*** Material for this task ***
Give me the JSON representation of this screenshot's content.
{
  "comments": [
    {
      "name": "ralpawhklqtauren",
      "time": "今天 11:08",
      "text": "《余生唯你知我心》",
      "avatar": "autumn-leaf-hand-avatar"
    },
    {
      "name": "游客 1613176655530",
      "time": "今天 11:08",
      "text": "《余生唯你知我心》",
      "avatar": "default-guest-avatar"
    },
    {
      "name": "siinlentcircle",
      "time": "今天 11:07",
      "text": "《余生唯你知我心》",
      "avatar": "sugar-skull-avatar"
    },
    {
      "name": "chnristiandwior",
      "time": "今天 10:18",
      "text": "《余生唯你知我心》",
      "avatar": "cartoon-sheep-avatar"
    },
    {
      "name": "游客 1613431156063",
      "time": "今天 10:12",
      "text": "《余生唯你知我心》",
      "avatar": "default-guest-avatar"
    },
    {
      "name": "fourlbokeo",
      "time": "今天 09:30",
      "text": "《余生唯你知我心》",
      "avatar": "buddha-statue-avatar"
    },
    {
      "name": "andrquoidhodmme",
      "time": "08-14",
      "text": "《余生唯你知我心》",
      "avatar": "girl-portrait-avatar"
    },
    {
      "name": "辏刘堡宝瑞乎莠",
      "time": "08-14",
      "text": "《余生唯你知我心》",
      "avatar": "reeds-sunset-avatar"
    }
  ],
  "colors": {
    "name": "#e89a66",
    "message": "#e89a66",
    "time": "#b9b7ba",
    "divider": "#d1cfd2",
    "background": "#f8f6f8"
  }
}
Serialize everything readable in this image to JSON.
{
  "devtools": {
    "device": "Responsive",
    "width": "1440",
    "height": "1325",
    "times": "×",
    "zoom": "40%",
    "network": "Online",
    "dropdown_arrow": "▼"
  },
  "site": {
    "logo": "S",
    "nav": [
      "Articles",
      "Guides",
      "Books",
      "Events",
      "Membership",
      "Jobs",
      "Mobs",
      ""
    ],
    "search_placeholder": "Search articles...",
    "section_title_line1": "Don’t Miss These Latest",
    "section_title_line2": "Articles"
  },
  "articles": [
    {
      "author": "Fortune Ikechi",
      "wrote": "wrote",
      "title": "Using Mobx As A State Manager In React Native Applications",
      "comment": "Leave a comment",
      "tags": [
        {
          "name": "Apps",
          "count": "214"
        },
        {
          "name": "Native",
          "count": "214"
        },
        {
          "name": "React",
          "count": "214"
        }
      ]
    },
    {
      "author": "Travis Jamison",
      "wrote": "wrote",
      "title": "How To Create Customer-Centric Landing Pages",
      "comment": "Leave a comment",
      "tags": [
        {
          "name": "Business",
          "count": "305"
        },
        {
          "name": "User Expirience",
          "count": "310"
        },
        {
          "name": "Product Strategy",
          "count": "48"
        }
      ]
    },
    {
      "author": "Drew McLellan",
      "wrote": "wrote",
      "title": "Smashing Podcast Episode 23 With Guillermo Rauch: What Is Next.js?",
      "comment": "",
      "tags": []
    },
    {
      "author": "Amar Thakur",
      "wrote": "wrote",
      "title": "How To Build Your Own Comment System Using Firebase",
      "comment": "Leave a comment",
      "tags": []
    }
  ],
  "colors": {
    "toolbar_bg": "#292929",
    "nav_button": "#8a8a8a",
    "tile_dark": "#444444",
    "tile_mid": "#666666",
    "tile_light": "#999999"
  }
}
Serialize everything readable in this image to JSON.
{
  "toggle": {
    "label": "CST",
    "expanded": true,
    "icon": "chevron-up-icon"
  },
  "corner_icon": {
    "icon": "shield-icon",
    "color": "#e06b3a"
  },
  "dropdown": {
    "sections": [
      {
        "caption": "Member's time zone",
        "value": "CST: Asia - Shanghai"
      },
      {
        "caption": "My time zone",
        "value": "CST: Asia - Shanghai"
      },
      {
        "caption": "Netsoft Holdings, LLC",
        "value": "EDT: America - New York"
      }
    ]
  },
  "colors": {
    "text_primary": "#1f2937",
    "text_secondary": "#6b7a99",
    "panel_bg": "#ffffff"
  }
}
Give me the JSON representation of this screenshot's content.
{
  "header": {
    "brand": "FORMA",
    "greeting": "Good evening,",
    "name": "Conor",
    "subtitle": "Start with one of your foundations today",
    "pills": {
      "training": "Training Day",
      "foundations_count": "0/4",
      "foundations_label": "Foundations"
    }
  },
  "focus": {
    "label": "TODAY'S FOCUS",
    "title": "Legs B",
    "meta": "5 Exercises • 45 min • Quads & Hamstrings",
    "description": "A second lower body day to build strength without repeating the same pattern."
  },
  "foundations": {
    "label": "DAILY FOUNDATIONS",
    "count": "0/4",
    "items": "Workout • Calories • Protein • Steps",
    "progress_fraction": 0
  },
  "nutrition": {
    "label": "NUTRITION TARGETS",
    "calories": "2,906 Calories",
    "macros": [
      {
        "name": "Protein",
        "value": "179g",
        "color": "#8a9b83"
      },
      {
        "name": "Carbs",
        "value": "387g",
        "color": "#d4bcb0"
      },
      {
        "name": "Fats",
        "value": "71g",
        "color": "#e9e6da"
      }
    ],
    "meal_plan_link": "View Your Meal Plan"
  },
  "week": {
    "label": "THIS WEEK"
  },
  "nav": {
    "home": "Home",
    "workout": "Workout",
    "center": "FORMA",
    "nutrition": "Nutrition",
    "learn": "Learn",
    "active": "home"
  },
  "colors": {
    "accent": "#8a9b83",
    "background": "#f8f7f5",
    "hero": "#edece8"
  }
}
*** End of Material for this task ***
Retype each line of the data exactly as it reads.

Task answer:
Give me the JSON representation of this screenshot's content.
{
  "comments": [
    {
      "name": "ralpawhklqtauren",
      "time": "今天 11:08",
      "text": "《余生唯你知我心》",
      "avatar": "autumn-leaf-hand-avatar"
    },
    {
      "name": "游客 1613176655530",
      "time": "今天 11:08",
      "text": "《余生唯你知我心》",
      "avatar": "default-guest-avatar"
    },
    {
      "name": "siinlentcircle",
      "time": "今天 11:07",
      "text": "《余生唯你知我心》",
      "avatar": "sugar-skull-avatar"
    },
    {
      "name": "chnristiandwior",
      "time": "今天 10:18",
      "text": "《余生唯你知我心》",
      "avatar": "cartoon-sheep-avatar"
    },
    {
      "name": "游客 1613431156063",
      "time": "今天 10:12",
      "text": "《余生唯你知我心》",
      "avatar": "default-guest-avatar"
    },
    {
      "name": "fourlbokeo",
      "time": "今天 09:30",
      "text": "《余生唯你知我心》",
      "avatar": "buddha-statue-avatar"
    },
    {
      "name": "andrquoidhodmme",
      "time": "08-14",
      "text": "《余生唯你知我心》",
      "avatar": "girl-portrait-avatar"
    },
    {
      "name": "辏刘堡宝瑞乎莠",
      "time": "08-14",
      "text": "《余生唯你知我心》",
      "avatar": "reeds-sunset-avatar"
    }
  ],
  "colors": {
    "name": "#e89a66",
    "message": "#e89a66",
    "time": "#b9b7ba",
    "divider": "#d1cfd2",
    "background": "#f8f6f8"
  }
}
Serialize everything readable in this image to JSON.
{
  "devtools": {
    "device": "Responsive",
    "width": "1440",
    "height": "1325",
    "times": "×",
    "zoom": "40%",
    "network": "Online",
    "dropdown_arrow": "▼"
  },
  "site": {
    "logo": "S",
    "nav": [
      "Articles",
      "Guides",
      "Books",
      "Events",
      "Membership",
      "Jobs",
      "Mobs",
      ""
    ],
    "search_placeholder": "Search articles...",
    "section_title_line1": "Don’t Miss These Latest",
    "section_title_line2": "Articles"
  },
  "articles": [
    {
      "author": "Fortune Ikechi",
      "wrote": "wrote",
      "title": "Using Mobx As A State Manager In React Native Applications",
      "comment": "Leave a comment",
      "tags": [
        {
          "name": "Apps",
          "count": "214"
        },
        {
          "name": "Native",
          "count": "214"
        },
        {
          "name": "React",
          "count": "214"
        }
      ]
    },
    {
      "author": "Travis Jamison",
      "wrote": "wrote",
      "title": "How To Create Customer-Centric Landing Pages",
      "comment": "Leave a comment",
      "tags": [
        {
          "name": "Business",
          "count": "305"
        },
        {
          "name": "User Expirience",
          "count": "310"
        },
        {
          "name": "Product Strategy",
          "count": "48"
        }
      ]
    },
    {
      "author": "Drew McLellan",
      "wrote": "wrote",
      "title": "Smashing Podcast Episode 23 With Guillermo Rauch: What Is Next.js?",
      "comment": "",
      "tags": []
    },
    {
      "author": "Amar Thakur",
      "wrote": "wrote",
      "title": "How To Build Your Own Comment System Using Firebase",
      "comment": "Leave a comment",
      "tags": []
    }
  ],
  "colors": {
    "toolbar_bg": "#292929",
    "nav_button": "#8a8a8a",
    "tile_dark": "#444444",
    "tile_mid": "#666666",
    "tile_light": "#999999"
  }
}
Serialize everything readable in this image to JSON.
{
  "toggle": {
    "label": "CST",
    "expanded": true,
    "icon": "chevron-up-icon"
  },
  "corner_icon": {
    "icon": "shield-icon",
    "color": "#e06b3a"
  },
  "dropdown": {
    "sections": [
      {
        "caption": "Member's time zone",
        "value": "CST: Asia - Shanghai"
      },
      {
        "caption": "My time zone",
        "value": "CST: Asia - Shanghai"
      },
      {
        "caption": "Netsoft Holdings, LLC",
        "value": "EDT: America - New York"
      }
    ]
  },
  "colors": {
    "text_primary": "#1f2937",
    "text_secondary": "#6b7a99",
    "panel_bg": "#ffffff"
  }
}
Give me the JSON representation of this screenshot's content.
{
  "header": {
    "brand": "FORMA",
    "greeting": "Good evening,",
    "name": "Conor",
    "subtitle": "Start with one of your foundations today",
    "pills": {
      "training": "Training Day",
      "foundations_count": "0/4",
      "foundations_label": "Foundations"
    }
  },
  "focus": {
    "label": "TODAY'S FOCUS",
    "title": "Legs B",
    "meta": "5 Exercises • 45 min • Quads & Hamstrings",
    "description": "A second lower body day to build strength without repeating the same pattern."
  },
  "foundations": {
    "label": "DAILY FOUNDATIONS",
    "count": "0/4",
    "items": "Workout • Calories • Protein • Steps",
    "progress_fraction": 0
  },
  "nutrition": {
    "label": "NUTRITION TARGETS",
    "calories": "2,906 Calories",
    "macros": [
      {
        "name": "Protein",
        "value": "179g",
        "color": "#8a9b83"
      },
      {
        "name": "Carbs",
        "value": "387g",
        "color": "#d4bcb0"
      },
      {
        "name": "Fats",
        "value": "71g",
        "color": "#e9e6da"
      }
    ],
    "meal_plan_link": "View Your Meal Plan"
  },
  "week": {
    "label": "THIS WEEK"
  },
  "nav": {
    "home": "Home",
    "workout": "Workout",
    "center": "FORMA",
    "nutrition": "Nutrition",
    "learn": "Learn",
    "active": "home"
  },
  "colors": {
    "accent": "#8a9b83",
    "background": "#f8f7f5",
    "hero": "#edece8"
  }
}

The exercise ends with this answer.